*Brief:*
Return all entries word for word, but drop any images.

*Raw data:*
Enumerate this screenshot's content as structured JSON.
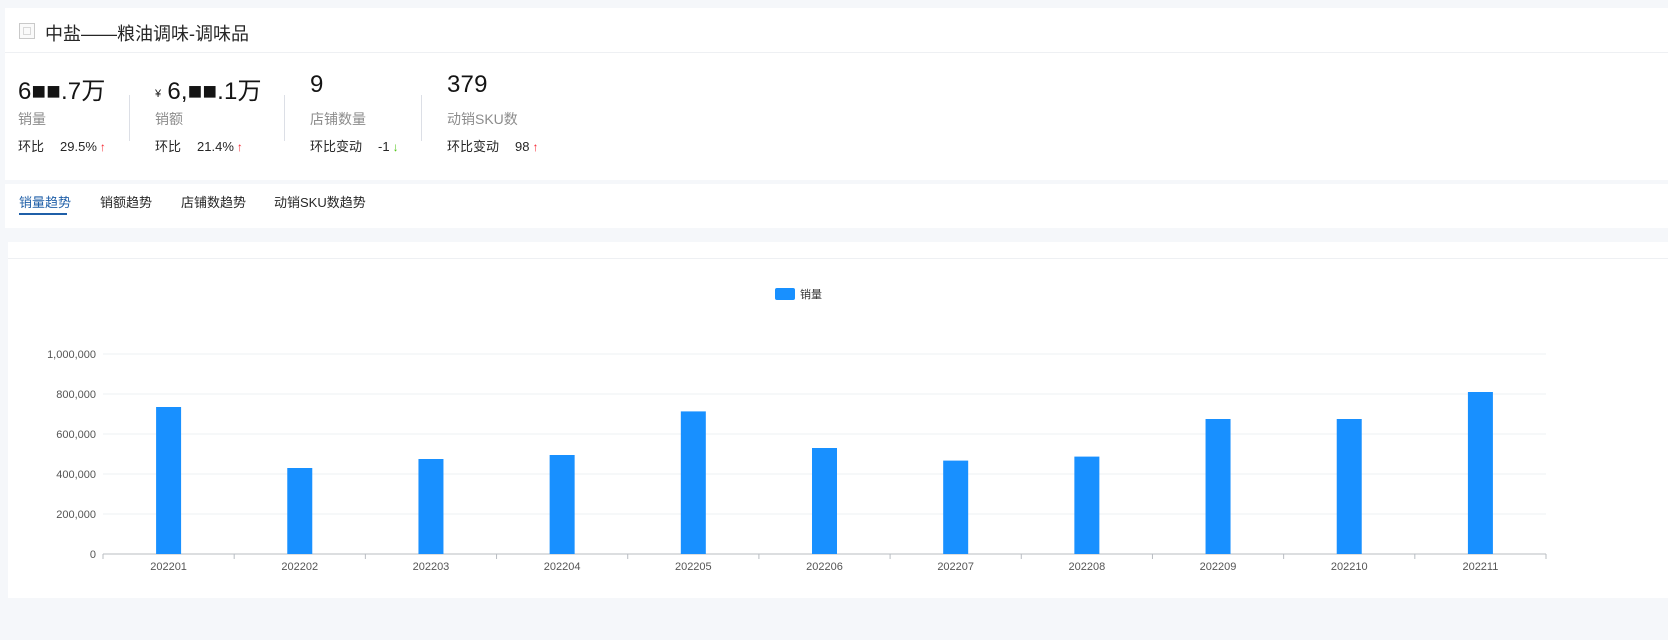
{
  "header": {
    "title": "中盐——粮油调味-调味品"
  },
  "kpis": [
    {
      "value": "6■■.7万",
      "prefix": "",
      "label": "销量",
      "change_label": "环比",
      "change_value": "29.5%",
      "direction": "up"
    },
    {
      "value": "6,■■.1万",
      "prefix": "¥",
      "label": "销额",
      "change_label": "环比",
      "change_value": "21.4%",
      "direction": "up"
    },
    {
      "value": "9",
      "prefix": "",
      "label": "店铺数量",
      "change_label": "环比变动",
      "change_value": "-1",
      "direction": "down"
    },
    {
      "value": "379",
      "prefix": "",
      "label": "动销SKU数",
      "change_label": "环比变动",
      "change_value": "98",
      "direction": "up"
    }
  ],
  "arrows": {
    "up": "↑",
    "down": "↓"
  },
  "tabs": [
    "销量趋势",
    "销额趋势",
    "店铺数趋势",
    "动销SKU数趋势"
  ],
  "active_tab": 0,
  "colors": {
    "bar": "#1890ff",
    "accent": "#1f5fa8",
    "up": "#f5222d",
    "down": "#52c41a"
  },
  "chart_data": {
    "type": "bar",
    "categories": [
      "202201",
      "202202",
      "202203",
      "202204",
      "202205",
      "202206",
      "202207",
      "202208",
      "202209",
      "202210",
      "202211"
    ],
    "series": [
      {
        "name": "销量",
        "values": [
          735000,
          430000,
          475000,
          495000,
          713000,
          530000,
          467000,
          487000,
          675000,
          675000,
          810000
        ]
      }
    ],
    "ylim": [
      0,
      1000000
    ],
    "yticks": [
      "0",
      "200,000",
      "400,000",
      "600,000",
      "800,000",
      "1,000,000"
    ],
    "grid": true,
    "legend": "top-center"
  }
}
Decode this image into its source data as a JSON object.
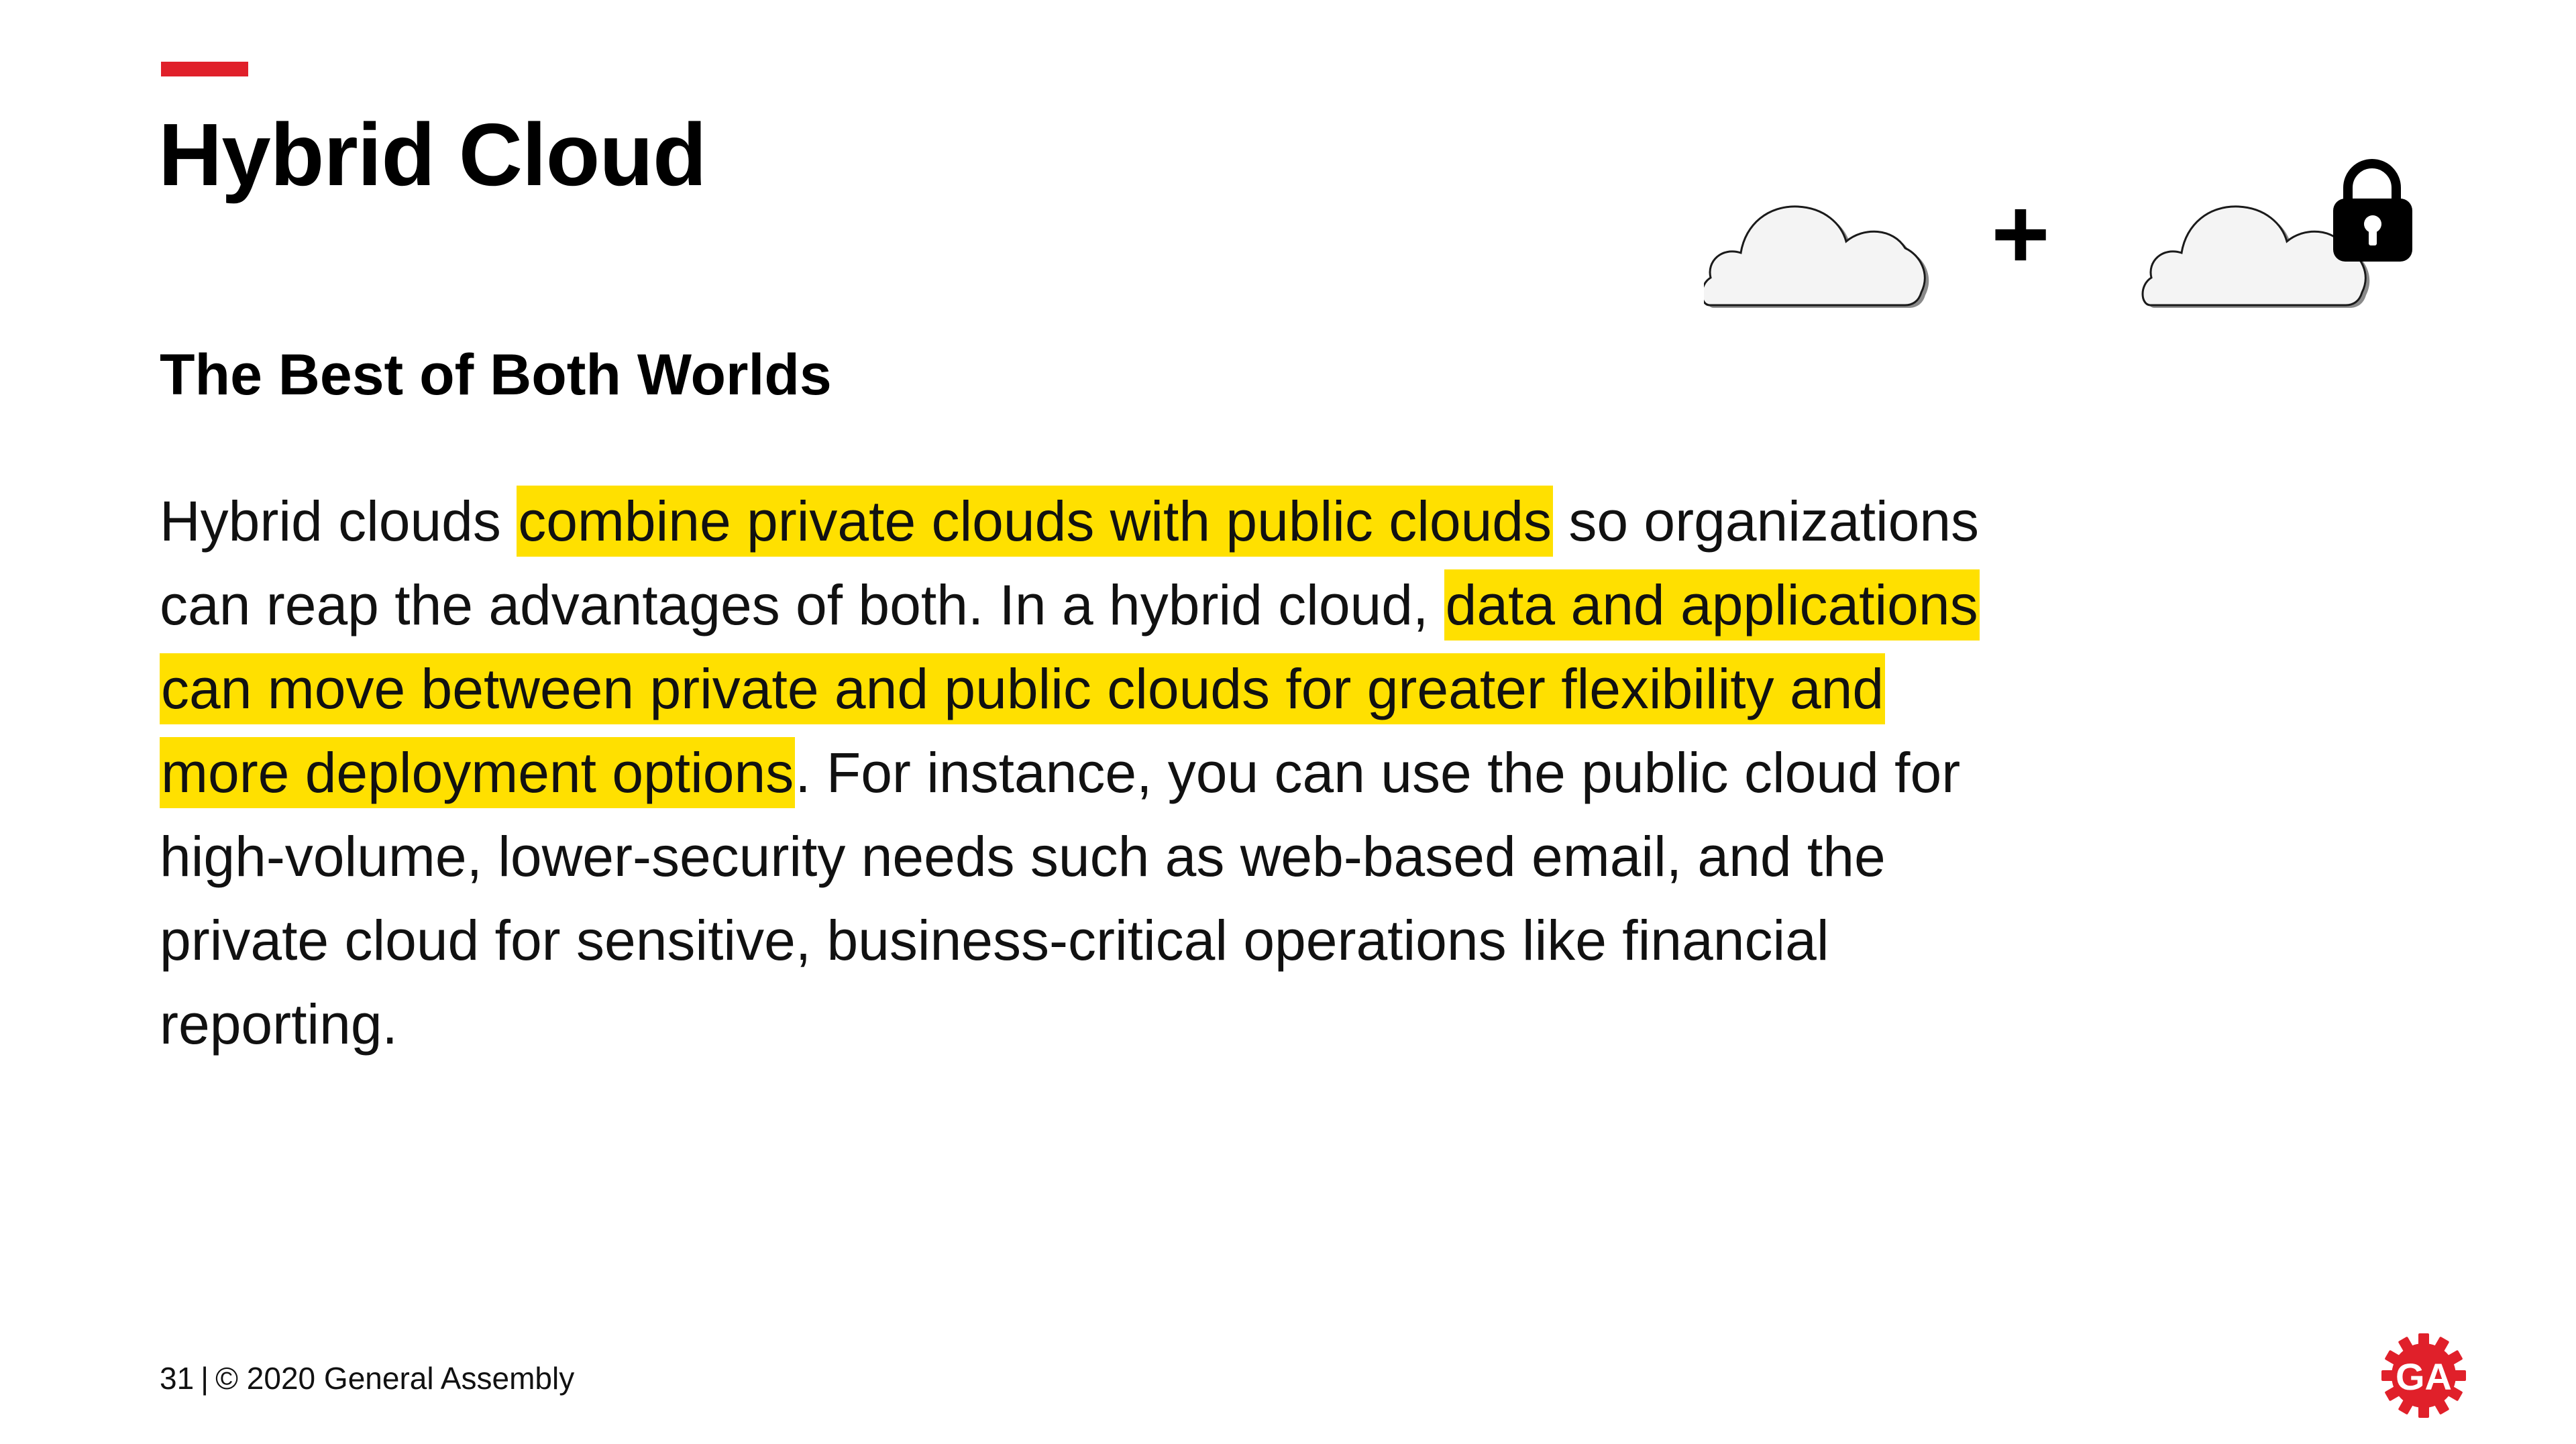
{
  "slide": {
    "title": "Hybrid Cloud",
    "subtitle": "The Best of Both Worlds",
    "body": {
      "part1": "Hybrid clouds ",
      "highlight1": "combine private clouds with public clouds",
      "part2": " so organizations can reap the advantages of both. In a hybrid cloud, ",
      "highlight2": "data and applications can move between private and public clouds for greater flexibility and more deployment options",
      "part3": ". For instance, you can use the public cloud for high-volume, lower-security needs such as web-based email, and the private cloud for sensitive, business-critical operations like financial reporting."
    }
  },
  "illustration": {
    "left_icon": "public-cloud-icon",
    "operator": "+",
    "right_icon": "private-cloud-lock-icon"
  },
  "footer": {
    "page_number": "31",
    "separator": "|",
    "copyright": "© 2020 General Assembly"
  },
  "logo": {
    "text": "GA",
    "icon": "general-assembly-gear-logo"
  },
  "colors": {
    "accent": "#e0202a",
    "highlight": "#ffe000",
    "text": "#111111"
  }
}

*Output for this exercise:*
Enumerate this screenshot's content as structured JSON.
{
  "header": {
    "title": "中盐——粮油调味-调味品"
  },
  "kpis": [
    {
      "value": "6■■.7万",
      "prefix": "",
      "label": "销量",
      "change_label": "环比",
      "change_value": "29.5%",
      "direction": "up"
    },
    {
      "value": "6,■■.1万",
      "prefix": "¥",
      "label": "销额",
      "change_label": "环比",
      "change_value": "21.4%",
      "direction": "up"
    },
    {
      "value": "9",
      "prefix": "",
      "label": "店铺数量",
      "change_label": "环比变动",
      "change_value": "-1",
      "direction": "down"
    },
    {
      "value": "379",
      "prefix": "",
      "label": "动销SKU数",
      "change_label": "环比变动",
      "change_value": "98",
      "direction": "up"
    }
  ],
  "arrows": {
    "up": "↑",
    "down": "↓"
  },
  "tabs": [
    "销量趋势",
    "销额趋势",
    "店铺数趋势",
    "动销SKU数趋势"
  ],
  "active_tab": 0,
  "colors": {
    "bar": "#1890ff",
    "accent": "#1f5fa8",
    "up": "#f5222d",
    "down": "#52c41a"
  },
  "chart_data": {
    "type": "bar",
    "categories": [
      "202201",
      "202202",
      "202203",
      "202204",
      "202205",
      "202206",
      "202207",
      "202208",
      "202209",
      "202210",
      "202211"
    ],
    "series": [
      {
        "name": "销量",
        "values": [
          735000,
          430000,
          475000,
          495000,
          713000,
          530000,
          467000,
          487000,
          675000,
          675000,
          810000
        ]
      }
    ],
    "ylim": [
      0,
      1000000
    ],
    "yticks": [
      "0",
      "200,000",
      "400,000",
      "600,000",
      "800,000",
      "1,000,000"
    ],
    "grid": true,
    "legend": "top-center"
  }
}
Decode this image into its source data as a JSON object.
{
  "slide": {
    "title": "Hybrid Cloud",
    "subtitle": "The Best of Both Worlds",
    "body": {
      "part1": "Hybrid clouds ",
      "highlight1": "combine private clouds with public clouds",
      "part2": " so organizations can reap the advantages of both. In a hybrid cloud, ",
      "highlight2": "data and applications can move between private and public clouds for greater flexibility and more deployment options",
      "part3": ". For instance, you can use the public cloud for high-volume, lower-security needs such as web-based email, and the private cloud for sensitive, business-critical operations like financial reporting."
    }
  },
  "illustration": {
    "left_icon": "public-cloud-icon",
    "operator": "+",
    "right_icon": "private-cloud-lock-icon"
  },
  "footer": {
    "page_number": "31",
    "separator": "|",
    "copyright": "© 2020 General Assembly"
  },
  "logo": {
    "text": "GA",
    "icon": "general-assembly-gear-logo"
  },
  "colors": {
    "accent": "#e0202a",
    "highlight": "#ffe000",
    "text": "#111111"
  }
}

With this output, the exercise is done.